*** Block opens ***
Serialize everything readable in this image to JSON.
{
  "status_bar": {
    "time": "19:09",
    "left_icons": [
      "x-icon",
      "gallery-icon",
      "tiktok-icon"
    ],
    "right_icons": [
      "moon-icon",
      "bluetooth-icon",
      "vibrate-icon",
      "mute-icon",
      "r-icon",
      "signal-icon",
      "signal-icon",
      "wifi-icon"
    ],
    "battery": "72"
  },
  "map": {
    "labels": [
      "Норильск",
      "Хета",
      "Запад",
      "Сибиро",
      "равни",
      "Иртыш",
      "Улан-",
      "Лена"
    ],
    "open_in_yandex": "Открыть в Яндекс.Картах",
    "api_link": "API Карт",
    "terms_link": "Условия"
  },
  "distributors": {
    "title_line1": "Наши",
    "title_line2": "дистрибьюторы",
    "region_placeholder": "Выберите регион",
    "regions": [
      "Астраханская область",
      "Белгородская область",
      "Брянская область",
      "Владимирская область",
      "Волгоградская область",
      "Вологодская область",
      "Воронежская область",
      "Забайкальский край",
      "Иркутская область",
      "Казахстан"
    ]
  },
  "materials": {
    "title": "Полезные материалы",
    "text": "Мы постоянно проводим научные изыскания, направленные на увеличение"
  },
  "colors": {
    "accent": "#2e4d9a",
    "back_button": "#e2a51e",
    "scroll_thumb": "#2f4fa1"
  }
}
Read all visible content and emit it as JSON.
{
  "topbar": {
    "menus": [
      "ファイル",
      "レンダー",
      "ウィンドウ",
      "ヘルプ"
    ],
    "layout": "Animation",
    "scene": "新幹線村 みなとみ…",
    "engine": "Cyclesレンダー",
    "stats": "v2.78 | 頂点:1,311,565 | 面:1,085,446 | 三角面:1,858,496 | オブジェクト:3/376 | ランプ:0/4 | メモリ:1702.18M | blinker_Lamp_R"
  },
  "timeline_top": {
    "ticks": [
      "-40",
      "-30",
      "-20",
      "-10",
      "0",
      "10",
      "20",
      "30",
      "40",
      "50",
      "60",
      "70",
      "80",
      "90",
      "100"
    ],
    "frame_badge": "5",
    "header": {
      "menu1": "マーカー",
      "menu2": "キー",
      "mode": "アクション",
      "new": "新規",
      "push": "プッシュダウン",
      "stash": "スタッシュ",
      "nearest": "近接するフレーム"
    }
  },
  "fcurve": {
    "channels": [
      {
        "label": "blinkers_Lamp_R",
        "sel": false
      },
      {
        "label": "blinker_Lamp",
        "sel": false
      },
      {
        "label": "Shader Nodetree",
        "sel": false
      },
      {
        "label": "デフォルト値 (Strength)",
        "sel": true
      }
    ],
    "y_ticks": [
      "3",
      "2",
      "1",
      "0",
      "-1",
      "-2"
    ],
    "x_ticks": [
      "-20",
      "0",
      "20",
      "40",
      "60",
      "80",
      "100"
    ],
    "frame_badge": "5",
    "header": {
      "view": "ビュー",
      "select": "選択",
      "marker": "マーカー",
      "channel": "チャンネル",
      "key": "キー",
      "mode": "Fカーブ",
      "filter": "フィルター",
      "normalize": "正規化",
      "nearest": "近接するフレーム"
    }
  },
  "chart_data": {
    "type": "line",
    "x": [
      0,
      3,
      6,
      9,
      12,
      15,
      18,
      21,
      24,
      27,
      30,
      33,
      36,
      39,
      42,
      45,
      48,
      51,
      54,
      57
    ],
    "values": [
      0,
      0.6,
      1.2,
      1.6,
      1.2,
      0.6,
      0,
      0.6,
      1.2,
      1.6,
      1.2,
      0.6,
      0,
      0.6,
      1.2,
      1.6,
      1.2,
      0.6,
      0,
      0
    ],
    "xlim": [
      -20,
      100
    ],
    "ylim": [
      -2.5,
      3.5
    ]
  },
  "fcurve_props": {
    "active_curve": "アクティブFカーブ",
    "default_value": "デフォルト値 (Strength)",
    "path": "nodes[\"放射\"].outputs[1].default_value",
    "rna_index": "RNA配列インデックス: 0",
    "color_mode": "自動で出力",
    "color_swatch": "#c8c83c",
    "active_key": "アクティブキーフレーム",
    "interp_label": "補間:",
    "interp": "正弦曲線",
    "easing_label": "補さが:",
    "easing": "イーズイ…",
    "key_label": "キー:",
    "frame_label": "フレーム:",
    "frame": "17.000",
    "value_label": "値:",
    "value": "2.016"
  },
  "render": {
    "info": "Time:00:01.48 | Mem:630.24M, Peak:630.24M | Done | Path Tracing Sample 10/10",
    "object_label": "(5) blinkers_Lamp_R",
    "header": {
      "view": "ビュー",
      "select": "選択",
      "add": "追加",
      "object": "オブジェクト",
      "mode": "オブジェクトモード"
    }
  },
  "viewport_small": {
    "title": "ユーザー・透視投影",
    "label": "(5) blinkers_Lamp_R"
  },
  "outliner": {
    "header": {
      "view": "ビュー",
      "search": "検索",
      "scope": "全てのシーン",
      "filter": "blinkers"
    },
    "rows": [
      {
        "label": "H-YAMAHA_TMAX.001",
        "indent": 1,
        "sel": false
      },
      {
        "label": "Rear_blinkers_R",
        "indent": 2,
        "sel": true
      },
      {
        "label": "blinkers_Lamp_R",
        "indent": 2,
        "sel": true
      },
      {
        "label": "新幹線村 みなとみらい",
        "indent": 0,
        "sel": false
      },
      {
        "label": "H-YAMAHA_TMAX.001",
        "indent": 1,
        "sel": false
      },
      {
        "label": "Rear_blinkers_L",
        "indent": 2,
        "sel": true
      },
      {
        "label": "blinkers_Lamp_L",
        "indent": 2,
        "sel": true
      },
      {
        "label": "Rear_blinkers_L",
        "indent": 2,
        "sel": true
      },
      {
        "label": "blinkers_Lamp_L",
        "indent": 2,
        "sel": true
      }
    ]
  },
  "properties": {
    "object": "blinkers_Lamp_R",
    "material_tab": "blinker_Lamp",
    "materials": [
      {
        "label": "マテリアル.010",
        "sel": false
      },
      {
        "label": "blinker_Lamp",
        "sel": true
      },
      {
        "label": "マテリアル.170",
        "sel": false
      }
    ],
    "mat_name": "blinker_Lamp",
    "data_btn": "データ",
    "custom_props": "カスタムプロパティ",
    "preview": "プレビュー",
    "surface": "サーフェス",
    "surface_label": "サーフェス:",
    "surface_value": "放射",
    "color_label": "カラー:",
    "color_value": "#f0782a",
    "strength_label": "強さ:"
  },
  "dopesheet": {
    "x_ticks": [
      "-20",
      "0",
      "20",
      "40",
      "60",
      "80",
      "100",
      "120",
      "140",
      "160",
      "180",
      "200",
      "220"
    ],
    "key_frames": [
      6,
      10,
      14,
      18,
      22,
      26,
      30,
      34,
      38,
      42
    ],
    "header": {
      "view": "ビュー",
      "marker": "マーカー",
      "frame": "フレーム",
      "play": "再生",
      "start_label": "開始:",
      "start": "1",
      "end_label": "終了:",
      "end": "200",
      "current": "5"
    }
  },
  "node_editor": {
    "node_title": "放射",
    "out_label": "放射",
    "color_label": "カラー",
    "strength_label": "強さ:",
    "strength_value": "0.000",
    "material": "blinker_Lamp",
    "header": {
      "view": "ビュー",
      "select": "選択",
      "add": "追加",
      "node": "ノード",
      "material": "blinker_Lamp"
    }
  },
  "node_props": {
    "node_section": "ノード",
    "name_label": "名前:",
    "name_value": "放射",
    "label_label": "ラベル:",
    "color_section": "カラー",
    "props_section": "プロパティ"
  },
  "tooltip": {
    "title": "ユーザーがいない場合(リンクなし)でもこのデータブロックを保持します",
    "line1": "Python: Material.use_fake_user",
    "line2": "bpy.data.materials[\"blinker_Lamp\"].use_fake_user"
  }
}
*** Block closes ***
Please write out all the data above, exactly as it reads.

Serialize everything readable in this image to JSON.
{
  "status_bar": {
    "time": "19:09",
    "left_icons": [
      "x-icon",
      "gallery-icon",
      "tiktok-icon"
    ],
    "right_icons": [
      "moon-icon",
      "bluetooth-icon",
      "vibrate-icon",
      "mute-icon",
      "r-icon",
      "signal-icon",
      "signal-icon",
      "wifi-icon"
    ],
    "battery": "72"
  },
  "map": {
    "labels": [
      "Норильск",
      "Хета",
      "Запад",
      "Сибиро",
      "равни",
      "Иртыш",
      "Улан-",
      "Лена"
    ],
    "open_in_yandex": "Открыть в Яндекс.Картах",
    "api_link": "API Карт",
    "terms_link": "Условия"
  },
  "distributors": {
    "title_line1": "Наши",
    "title_line2": "дистрибьюторы",
    "region_placeholder": "Выберите регион",
    "regions": [
      "Астраханская область",
      "Белгородская область",
      "Брянская область",
      "Владимирская область",
      "Волгоградская область",
      "Вологодская область",
      "Воронежская область",
      "Забайкальский край",
      "Иркутская область",
      "Казахстан"
    ]
  },
  "materials": {
    "title": "Полезные материалы",
    "text": "Мы постоянно проводим научные изыскания, направленные на увеличение"
  },
  "colors": {
    "accent": "#2e4d9a",
    "back_button": "#e2a51e",
    "scroll_thumb": "#2f4fa1"
  }
}
Read all visible content and emit it as JSON.
{
  "topbar": {
    "menus": [
      "ファイル",
      "レンダー",
      "ウィンドウ",
      "ヘルプ"
    ],
    "layout": "Animation",
    "scene": "新幹線村 みなとみ…",
    "engine": "Cyclesレンダー",
    "stats": "v2.78 | 頂点:1,311,565 | 面:1,085,446 | 三角面:1,858,496 | オブジェクト:3/376 | ランプ:0/4 | メモリ:1702.18M | blinker_Lamp_R"
  },
  "timeline_top": {
    "ticks": [
      "-40",
      "-30",
      "-20",
      "-10",
      "0",
      "10",
      "20",
      "30",
      "40",
      "50",
      "60",
      "70",
      "80",
      "90",
      "100"
    ],
    "frame_badge": "5",
    "header": {
      "menu1": "マーカー",
      "menu2": "キー",
      "mode": "アクション",
      "new": "新規",
      "push": "プッシュダウン",
      "stash": "スタッシュ",
      "nearest": "近接するフレーム"
    }
  },
  "fcurve": {
    "channels": [
      {
        "label": "blinkers_Lamp_R",
        "sel": false
      },
      {
        "label": "blinker_Lamp",
        "sel": false
      },
      {
        "label": "Shader Nodetree",
        "sel": false
      },
      {
        "label": "デフォルト値 (Strength)",
        "sel": true
      }
    ],
    "y_ticks": [
      "3",
      "2",
      "1",
      "0",
      "-1",
      "-2"
    ],
    "x_ticks": [
      "-20",
      "0",
      "20",
      "40",
      "60",
      "80",
      "100"
    ],
    "frame_badge": "5",
    "header": {
      "view": "ビュー",
      "select": "選択",
      "marker": "マーカー",
      "channel": "チャンネル",
      "key": "キー",
      "mode": "Fカーブ",
      "filter": "フィルター",
      "normalize": "正規化",
      "nearest": "近接するフレーム"
    }
  },
  "chart_data": {
    "type": "line",
    "x": [
      0,
      3,
      6,
      9,
      12,
      15,
      18,
      21,
      24,
      27,
      30,
      33,
      36,
      39,
      42,
      45,
      48,
      51,
      54,
      57
    ],
    "values": [
      0,
      0.6,
      1.2,
      1.6,
      1.2,
      0.6,
      0,
      0.6,
      1.2,
      1.6,
      1.2,
      0.6,
      0,
      0.6,
      1.2,
      1.6,
      1.2,
      0.6,
      0,
      0
    ],
    "xlim": [
      -20,
      100
    ],
    "ylim": [
      -2.5,
      3.5
    ]
  },
  "fcurve_props": {
    "active_curve": "アクティブFカーブ",
    "default_value": "デフォルト値 (Strength)",
    "path": "nodes[\"放射\"].outputs[1].default_value",
    "rna_index": "RNA配列インデックス: 0",
    "color_mode": "自動で出力",
    "color_swatch": "#c8c83c",
    "active_key": "アクティブキーフレーム",
    "interp_label": "補間:",
    "interp": "正弦曲線",
    "easing_label": "補さが:",
    "easing": "イーズイ…",
    "key_label": "キー:",
    "frame_label": "フレーム:",
    "frame": "17.000",
    "value_label": "値:",
    "value": "2.016"
  },
  "render": {
    "info": "Time:00:01.48 | Mem:630.24M, Peak:630.24M | Done | Path Tracing Sample 10/10",
    "object_label": "(5) blinkers_Lamp_R",
    "header": {
      "view": "ビュー",
      "select": "選択",
      "add": "追加",
      "object": "オブジェクト",
      "mode": "オブジェクトモード"
    }
  },
  "viewport_small": {
    "title": "ユーザー・透視投影",
    "label": "(5) blinkers_Lamp_R"
  },
  "outliner": {
    "header": {
      "view": "ビュー",
      "search": "検索",
      "scope": "全てのシーン",
      "filter": "blinkers"
    },
    "rows": [
      {
        "label": "H-YAMAHA_TMAX.001",
        "indent": 1,
        "sel": false
      },
      {
        "label": "Rear_blinkers_R",
        "indent": 2,
        "sel": true
      },
      {
        "label": "blinkers_Lamp_R",
        "indent": 2,
        "sel": true
      },
      {
        "label": "新幹線村 みなとみらい",
        "indent": 0,
        "sel": false
      },
      {
        "label": "H-YAMAHA_TMAX.001",
        "indent": 1,
        "sel": false
      },
      {
        "label": "Rear_blinkers_L",
        "indent": 2,
        "sel": true
      },
      {
        "label": "blinkers_Lamp_L",
        "indent": 2,
        "sel": true
      },
      {
        "label": "Rear_blinkers_L",
        "indent": 2,
        "sel": true
      },
      {
        "label": "blinkers_Lamp_L",
        "indent": 2,
        "sel": true
      }
    ]
  },
  "properties": {
    "object": "blinkers_Lamp_R",
    "material_tab": "blinker_Lamp",
    "materials": [
      {
        "label": "マテリアル.010",
        "sel": false
      },
      {
        "label": "blinker_Lamp",
        "sel": true
      },
      {
        "label": "マテリアル.170",
        "sel": false
      }
    ],
    "mat_name": "blinker_Lamp",
    "data_btn": "データ",
    "custom_props": "カスタムプロパティ",
    "preview": "プレビュー",
    "surface": "サーフェス",
    "surface_label": "サーフェス:",
    "surface_value": "放射",
    "color_label": "カラー:",
    "color_value": "#f0782a",
    "strength_label": "強さ:"
  },
  "dopesheet": {
    "x_ticks": [
      "-20",
      "0",
      "20",
      "40",
      "60",
      "80",
      "100",
      "120",
      "140",
      "160",
      "180",
      "200",
      "220"
    ],
    "key_frames": [
      6,
      10,
      14,
      18,
      22,
      26,
      30,
      34,
      38,
      42
    ],
    "header": {
      "view": "ビュー",
      "marker": "マーカー",
      "frame": "フレーム",
      "play": "再生",
      "start_label": "開始:",
      "start": "1",
      "end_label": "終了:",
      "end": "200",
      "current": "5"
    }
  },
  "node_editor": {
    "node_title": "放射",
    "out_label": "放射",
    "color_label": "カラー",
    "strength_label": "強さ:",
    "strength_value": "0.000",
    "material": "blinker_Lamp",
    "header": {
      "view": "ビュー",
      "select": "選択",
      "add": "追加",
      "node": "ノード",
      "material": "blinker_Lamp"
    }
  },
  "node_props": {
    "node_section": "ノード",
    "name_label": "名前:",
    "name_value": "放射",
    "label_label": "ラベル:",
    "color_section": "カラー",
    "props_section": "プロパティ"
  },
  "tooltip": {
    "title": "ユーザーがいない場合(リンクなし)でもこのデータブロックを保持します",
    "line1": "Python: Material.use_fake_user",
    "line2": "bpy.data.materials[\"blinker_Lamp\"].use_fake_user"
  }
}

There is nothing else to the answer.